### ACTION ITEM
Answer with a number only, stating how many lines of the records hold the word "Untitled".

-.-.-

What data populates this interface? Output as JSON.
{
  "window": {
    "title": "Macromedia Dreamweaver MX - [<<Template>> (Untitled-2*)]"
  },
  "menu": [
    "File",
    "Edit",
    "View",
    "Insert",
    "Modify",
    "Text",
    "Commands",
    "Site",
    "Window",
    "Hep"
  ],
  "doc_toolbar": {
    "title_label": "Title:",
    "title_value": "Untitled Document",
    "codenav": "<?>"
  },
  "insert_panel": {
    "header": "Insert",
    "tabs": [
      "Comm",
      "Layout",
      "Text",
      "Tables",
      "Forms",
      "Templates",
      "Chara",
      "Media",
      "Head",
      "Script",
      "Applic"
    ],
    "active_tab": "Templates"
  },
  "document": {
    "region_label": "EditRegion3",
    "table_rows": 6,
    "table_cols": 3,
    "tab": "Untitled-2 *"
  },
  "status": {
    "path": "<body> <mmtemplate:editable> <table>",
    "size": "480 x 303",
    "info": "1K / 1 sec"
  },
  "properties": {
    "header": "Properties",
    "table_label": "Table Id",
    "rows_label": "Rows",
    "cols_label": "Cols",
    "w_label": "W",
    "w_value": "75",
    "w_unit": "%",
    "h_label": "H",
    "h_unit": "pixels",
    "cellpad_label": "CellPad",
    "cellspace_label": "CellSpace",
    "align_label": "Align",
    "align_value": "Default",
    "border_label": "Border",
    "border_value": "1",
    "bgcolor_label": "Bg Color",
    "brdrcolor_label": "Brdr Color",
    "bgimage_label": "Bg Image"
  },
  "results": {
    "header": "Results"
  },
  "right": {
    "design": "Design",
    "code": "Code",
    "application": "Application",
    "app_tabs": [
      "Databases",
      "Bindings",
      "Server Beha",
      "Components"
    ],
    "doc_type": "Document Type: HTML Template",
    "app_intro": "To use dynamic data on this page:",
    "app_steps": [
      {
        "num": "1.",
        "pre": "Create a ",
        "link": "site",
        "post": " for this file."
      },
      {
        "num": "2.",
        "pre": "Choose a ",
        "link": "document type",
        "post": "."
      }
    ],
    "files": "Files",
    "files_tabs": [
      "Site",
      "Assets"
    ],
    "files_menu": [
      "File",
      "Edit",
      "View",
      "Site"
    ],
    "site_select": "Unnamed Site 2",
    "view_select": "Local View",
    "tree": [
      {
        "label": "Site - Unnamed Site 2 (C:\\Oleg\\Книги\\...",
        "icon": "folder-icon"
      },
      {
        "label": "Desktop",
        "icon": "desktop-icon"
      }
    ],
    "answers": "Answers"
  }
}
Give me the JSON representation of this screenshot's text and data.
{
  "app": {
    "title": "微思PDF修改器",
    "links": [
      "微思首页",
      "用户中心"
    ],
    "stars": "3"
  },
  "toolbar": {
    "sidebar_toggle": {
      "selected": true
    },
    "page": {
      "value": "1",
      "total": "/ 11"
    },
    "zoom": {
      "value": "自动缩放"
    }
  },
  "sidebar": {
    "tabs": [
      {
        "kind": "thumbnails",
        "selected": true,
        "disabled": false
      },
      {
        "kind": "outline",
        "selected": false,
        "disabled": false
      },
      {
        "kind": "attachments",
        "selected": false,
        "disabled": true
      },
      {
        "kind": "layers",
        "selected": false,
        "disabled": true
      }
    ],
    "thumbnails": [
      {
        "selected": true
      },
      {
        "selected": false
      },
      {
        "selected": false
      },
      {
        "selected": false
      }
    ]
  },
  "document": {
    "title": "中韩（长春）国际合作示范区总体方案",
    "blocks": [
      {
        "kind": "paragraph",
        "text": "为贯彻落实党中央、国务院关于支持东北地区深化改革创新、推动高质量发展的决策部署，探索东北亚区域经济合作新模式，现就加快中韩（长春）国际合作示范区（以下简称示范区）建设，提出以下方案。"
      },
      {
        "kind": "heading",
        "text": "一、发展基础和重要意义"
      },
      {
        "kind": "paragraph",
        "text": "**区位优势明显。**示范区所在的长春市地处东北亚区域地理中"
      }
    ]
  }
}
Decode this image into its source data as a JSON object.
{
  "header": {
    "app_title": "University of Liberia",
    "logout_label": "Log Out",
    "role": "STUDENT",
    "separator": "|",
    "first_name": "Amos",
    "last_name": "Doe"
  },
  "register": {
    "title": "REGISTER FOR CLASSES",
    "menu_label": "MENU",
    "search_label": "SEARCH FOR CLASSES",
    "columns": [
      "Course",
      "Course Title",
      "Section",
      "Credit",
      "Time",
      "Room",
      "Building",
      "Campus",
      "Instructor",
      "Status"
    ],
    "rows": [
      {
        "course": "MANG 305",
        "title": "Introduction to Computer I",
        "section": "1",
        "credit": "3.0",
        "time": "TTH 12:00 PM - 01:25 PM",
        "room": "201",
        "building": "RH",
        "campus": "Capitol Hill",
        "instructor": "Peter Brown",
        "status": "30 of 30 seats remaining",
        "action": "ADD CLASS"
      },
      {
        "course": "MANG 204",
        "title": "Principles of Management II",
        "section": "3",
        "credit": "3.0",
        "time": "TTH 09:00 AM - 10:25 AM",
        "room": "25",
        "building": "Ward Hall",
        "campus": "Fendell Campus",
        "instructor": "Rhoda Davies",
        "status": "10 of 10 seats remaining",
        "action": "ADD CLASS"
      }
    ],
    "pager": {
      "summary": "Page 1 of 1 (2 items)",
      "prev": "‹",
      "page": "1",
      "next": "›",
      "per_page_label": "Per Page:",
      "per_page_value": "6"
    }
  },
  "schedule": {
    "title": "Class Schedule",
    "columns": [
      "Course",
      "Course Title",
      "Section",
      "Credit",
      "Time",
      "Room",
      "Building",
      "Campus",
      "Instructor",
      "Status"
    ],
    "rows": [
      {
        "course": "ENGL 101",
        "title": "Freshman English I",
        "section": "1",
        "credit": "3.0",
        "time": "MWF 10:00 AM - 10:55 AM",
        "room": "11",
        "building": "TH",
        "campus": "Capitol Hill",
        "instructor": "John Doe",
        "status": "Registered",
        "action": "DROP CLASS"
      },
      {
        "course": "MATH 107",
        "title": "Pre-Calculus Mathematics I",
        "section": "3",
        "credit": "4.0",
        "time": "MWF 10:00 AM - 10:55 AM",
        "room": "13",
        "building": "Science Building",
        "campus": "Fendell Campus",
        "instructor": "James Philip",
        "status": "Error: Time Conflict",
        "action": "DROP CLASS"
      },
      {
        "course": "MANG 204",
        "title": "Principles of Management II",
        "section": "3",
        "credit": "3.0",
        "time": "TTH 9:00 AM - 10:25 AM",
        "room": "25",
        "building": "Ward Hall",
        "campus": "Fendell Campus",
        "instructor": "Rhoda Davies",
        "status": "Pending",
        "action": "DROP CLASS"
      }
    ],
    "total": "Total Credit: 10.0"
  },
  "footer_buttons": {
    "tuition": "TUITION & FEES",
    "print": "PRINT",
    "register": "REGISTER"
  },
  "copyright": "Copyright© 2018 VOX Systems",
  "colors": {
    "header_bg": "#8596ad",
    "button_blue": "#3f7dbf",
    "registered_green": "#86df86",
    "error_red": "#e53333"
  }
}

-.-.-

### FINAL ANSWER
3